If I were to do something more than just raise the capital gains tax, I would revert to a tax structure like we had before the 1980's. Under this system, a small proportion of the capital gains were excluded from taxation, while the remaining were taxed at standard amounts.

While I appreciate what the Social Security system is trying to do, I do not like the way it has evolved (or more precisely, not evolved) over the years. When the Social Security trust fund began, the retirement age was 65. However, the average life expectancy in 1935 was about 65 (more for women, less for men). Its now about 77 or 78. The SS retirement age, on the other hand, has only been raised to 67.

At the time of its inception, the U.S.'s oldest citizens were also some of its poorest, and the Social Security benefits were designed to help them out when they became too old or unhealthy to work. Thus, I would gradually raise the age of retirement. I would also raise the cap on the social security tax. If I were to redesign the system, it would not be in the form of a trust fund, and there would be no cap (though the percent would be lowered).


Daniel said...

These are exactly the kind of facts that made me blame the failures of capitalism on government interference when I was still feeling particularly Libertarian. I used to strongly believe that given fair taxation, less union resistance, and a more fair playing field between corporations and consumers that libertarians really had something going. However, while I am still concerned with these facts, I am able to see larger sociological forces at work and have changed my political ideology accordingly.
Anyway, back to the things that you were actually writing about:
it is amazingly disturbing how the current tax system in the US is extremely detrimental to the middle class. I think that arguments for decreased taxation on the rich fall apart rapidly under even a little scrutiny; by providing them the tax breaks, the government is merely insuring that those who already own everything will be the ones to continue to own the means of production and continue to be the investors or tomorrow's industries, thus insuring that the income gap continues to grow and that wage slavery becomes inescapable for the poor.

Mark said...

Sometime you will have to tell me about this new political ideology of yours.

When I used to hear people talk about how the game had been fixed, I nodded and thought, "Yea, but that's history." I was thinking usually of historic repression of Africans and their decedents through slavery, women through social practices and property rights. I saw institutional racism dieing off.

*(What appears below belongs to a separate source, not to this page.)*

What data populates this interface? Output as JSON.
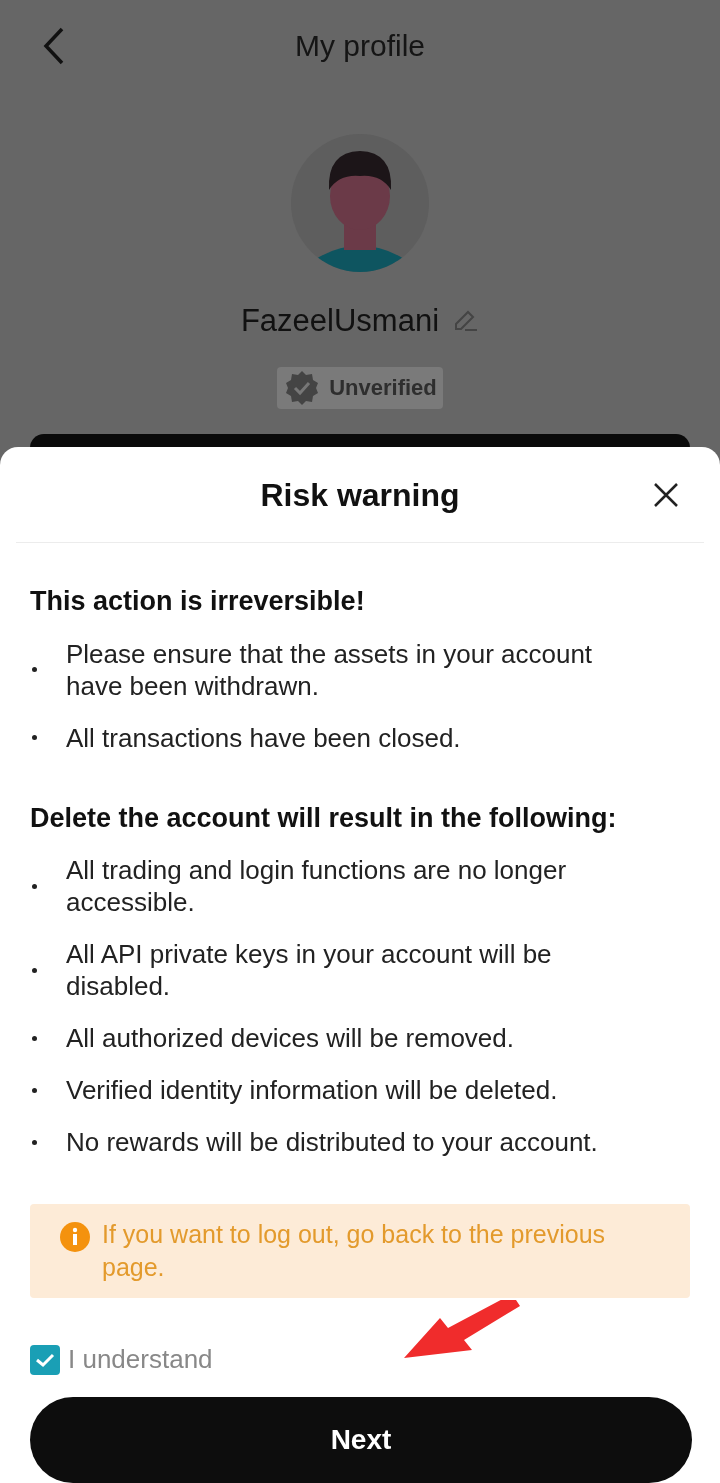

And I still think, overall, that these trends are ongoing and good.

But these issues distracted me from the less obvious game-fixing - tax structures, effects of regulation, zoning laws, etc. I didn't pay all that much attention to the details, and got caught in my mind where many people get stuck: Taxes, regulation, zoning, etc., are either good or bad. As you know, I never really believed these things should be abolished. I came to realize that things are not "free" or "determined by the government." There are always rules, codified or not. Perhaps "rule" is not the right word. "Freedom" as the stereotypical libertarian would have it is a type of relationship, a type of social compact, but a compact none-the-less.

But I was never really as aware as I have recently become of how bad some of these policies are implemented. Its not that I was completely unaware, but I wasn't as acutely aware as I am now.

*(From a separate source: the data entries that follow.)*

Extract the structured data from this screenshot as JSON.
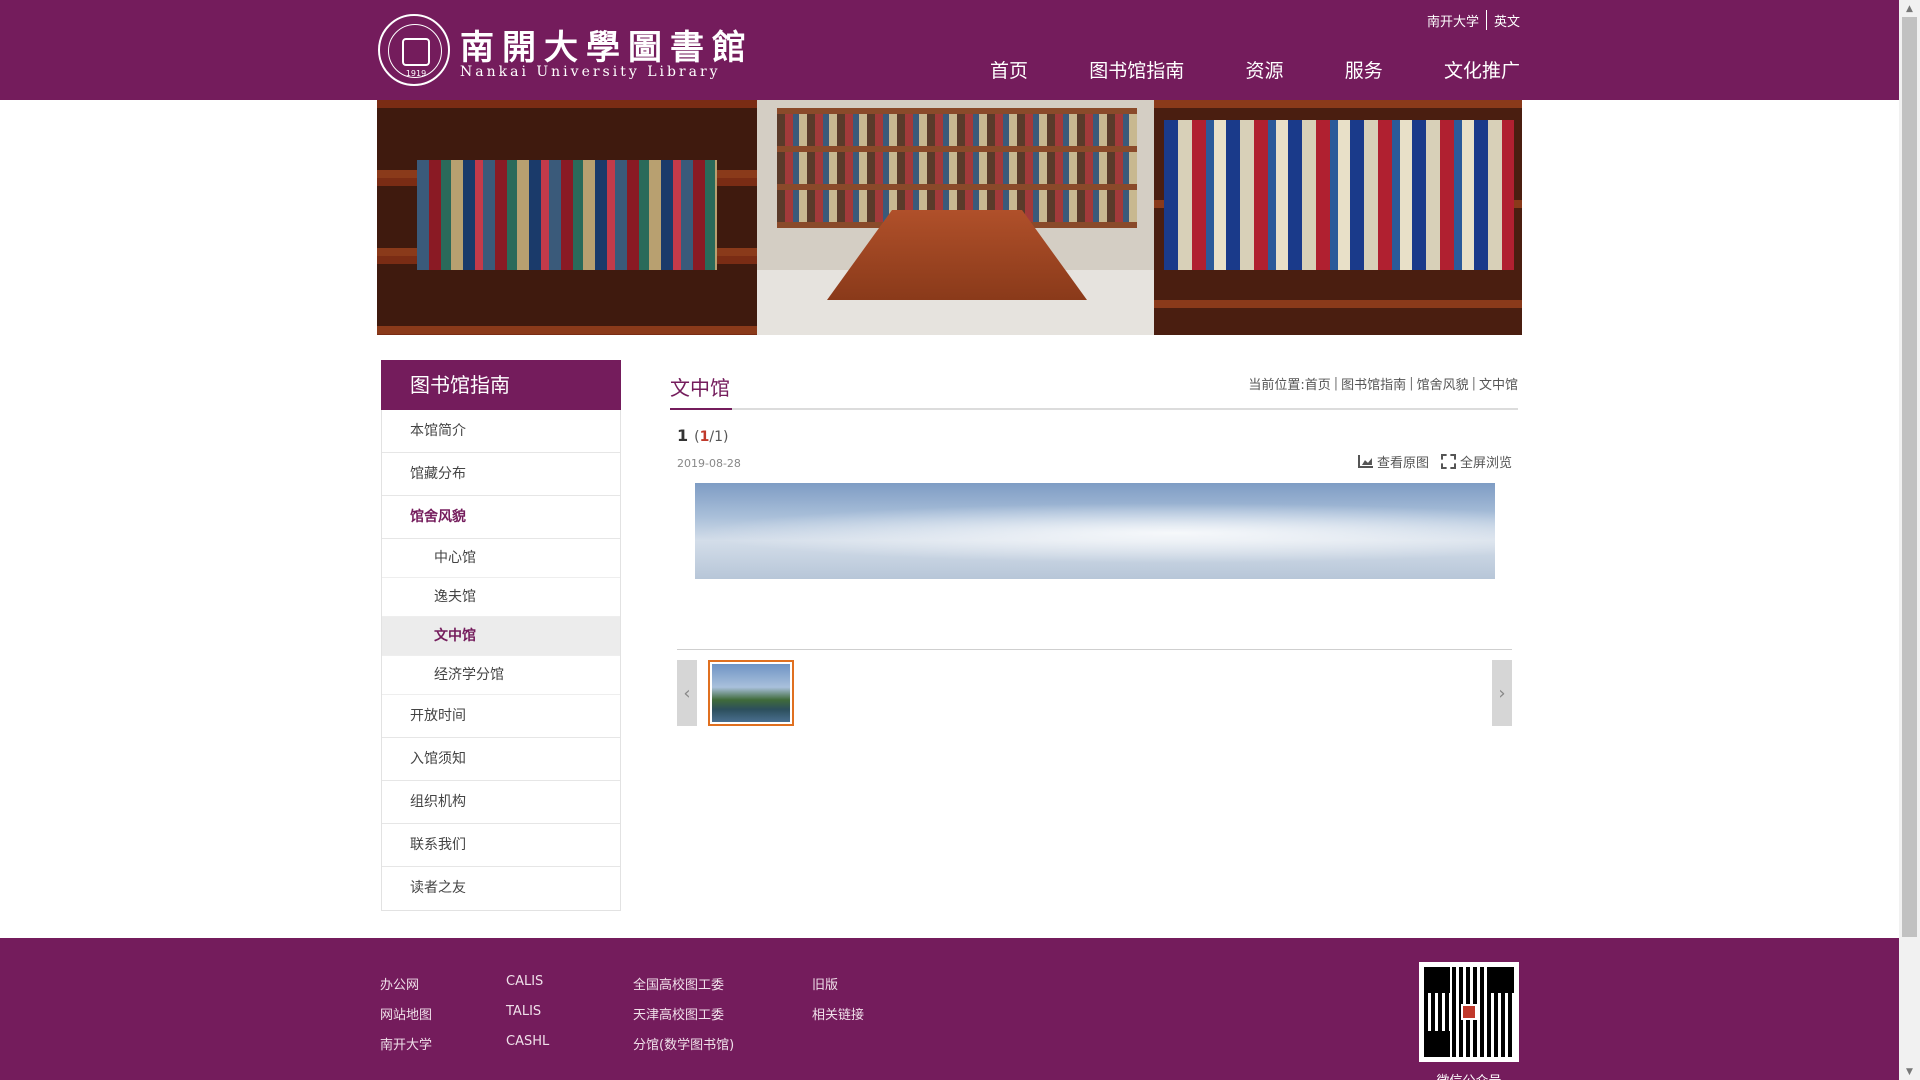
{
  "header": {
    "logo_cn": "南開大學圖書館",
    "logo_en": "Nankai University Library",
    "logo_year": "1919",
    "top_links": [
      "南开大学",
      "英文"
    ],
    "nav": [
      "首页",
      "图书馆指南",
      "资源",
      "服务",
      "文化推广"
    ]
  },
  "sidebar": {
    "title": "图书馆指南",
    "items": [
      {
        "label": "本馆简介"
      },
      {
        "label": "馆藏分布"
      },
      {
        "label": "馆舍风貌"
      },
      {
        "label": "中心馆"
      },
      {
        "label": "逸夫馆"
      },
      {
        "label": "文中馆"
      },
      {
        "label": "经济学分馆"
      },
      {
        "label": "开放时间"
      },
      {
        "label": "入馆须知"
      },
      {
        "label": "组织机构"
      },
      {
        "label": "联系我们"
      },
      {
        "label": "读者之友"
      }
    ]
  },
  "content": {
    "title": "文中馆",
    "breadcrumb_prefix": "当前位置:",
    "breadcrumb": [
      "首页",
      "图书馆指南",
      "馆舍风貌",
      "文中馆"
    ],
    "breadcrumb_sep": "|",
    "picture_number": "1",
    "counter_open": "(",
    "counter_current": "1",
    "counter_total": "/1)",
    "date": "2019-08-28",
    "action_view_original": "查看原图",
    "action_fullscreen": "全屏浏览",
    "prev_arrow": "‹",
    "next_arrow": "›"
  },
  "footer": {
    "col1": [
      "办公网",
      "网站地图",
      "南开大学"
    ],
    "col2": [
      "CALIS",
      "TALIS",
      "CASHL"
    ],
    "col3": [
      "全国高校图工委",
      "天津高校图工委",
      "分馆(数学图书馆)"
    ],
    "col4": [
      "旧版",
      "相关链接"
    ],
    "qr_caption": "微信公众号"
  },
  "colors": {
    "brand": "#741c5c",
    "accent_red": "#c0392b",
    "thumb_border": "#e07020"
  }
}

With the coming energy shortages, I am currently looking at local government and communities for the answer. As much as I like him, I am still very, very skeptical that Obama can change the Federal government in a way that many people hope he can. If elected, I see him making great improvements in transparency and honesty (not that it will take all that much to improve on Bush), but at least for the next 5-10 years, I don't see any revolutionary changes coming from the federal level. We need a different method of drawing congressional districts and picking presidents to really help, but that's another subject.

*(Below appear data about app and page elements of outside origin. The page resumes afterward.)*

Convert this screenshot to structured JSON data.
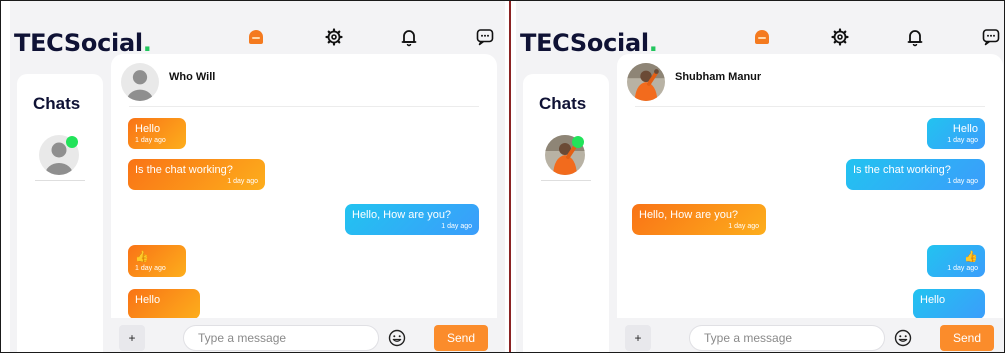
{
  "app": {
    "logo_text": "TECSocial",
    "logo_dot": "."
  },
  "colors": {
    "brand_dark": "#0f1235",
    "received_bubble": "#f97316",
    "sent_bubble": "#22c3f0",
    "online": "#22e35a",
    "send_button": "#fb8c2b",
    "divider": "#8b2323"
  },
  "nav_icons": [
    "home-icon",
    "gear-icon",
    "bell-icon",
    "message-icon"
  ],
  "panels": [
    {
      "sidebar_title": "Chats",
      "contact_name": "Who Will",
      "messages": [
        {
          "direction": "received",
          "text": "Hello",
          "time": "1 day ago"
        },
        {
          "direction": "received",
          "text": "Is the chat working?",
          "time": "1 day ago"
        },
        {
          "direction": "sent",
          "text": "Hello, How are you?",
          "time": "1 day ago"
        },
        {
          "direction": "received",
          "text": "👍",
          "time": "1 day ago"
        },
        {
          "direction": "received",
          "text": "Hello",
          "time": ""
        }
      ],
      "composer": {
        "plus_label": "+",
        "placeholder": "Type a message",
        "send_label": "Send"
      }
    },
    {
      "sidebar_title": "Chats",
      "contact_name": "Shubham Manur",
      "messages": [
        {
          "direction": "sent",
          "text": "Hello",
          "time": "1 day ago"
        },
        {
          "direction": "sent",
          "text": "Is the chat working?",
          "time": "1 day ago"
        },
        {
          "direction": "received",
          "text": "Hello, How are you?",
          "time": "1 day ago"
        },
        {
          "direction": "sent",
          "text": "👍",
          "time": "1 day ago"
        },
        {
          "direction": "sent",
          "text": "Hello",
          "time": ""
        }
      ],
      "composer": {
        "plus_label": "+",
        "placeholder": "Type a message",
        "send_label": "Send"
      }
    }
  ]
}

Until then, I see many mayors and governors, along with local business interests and activists leading the way forward.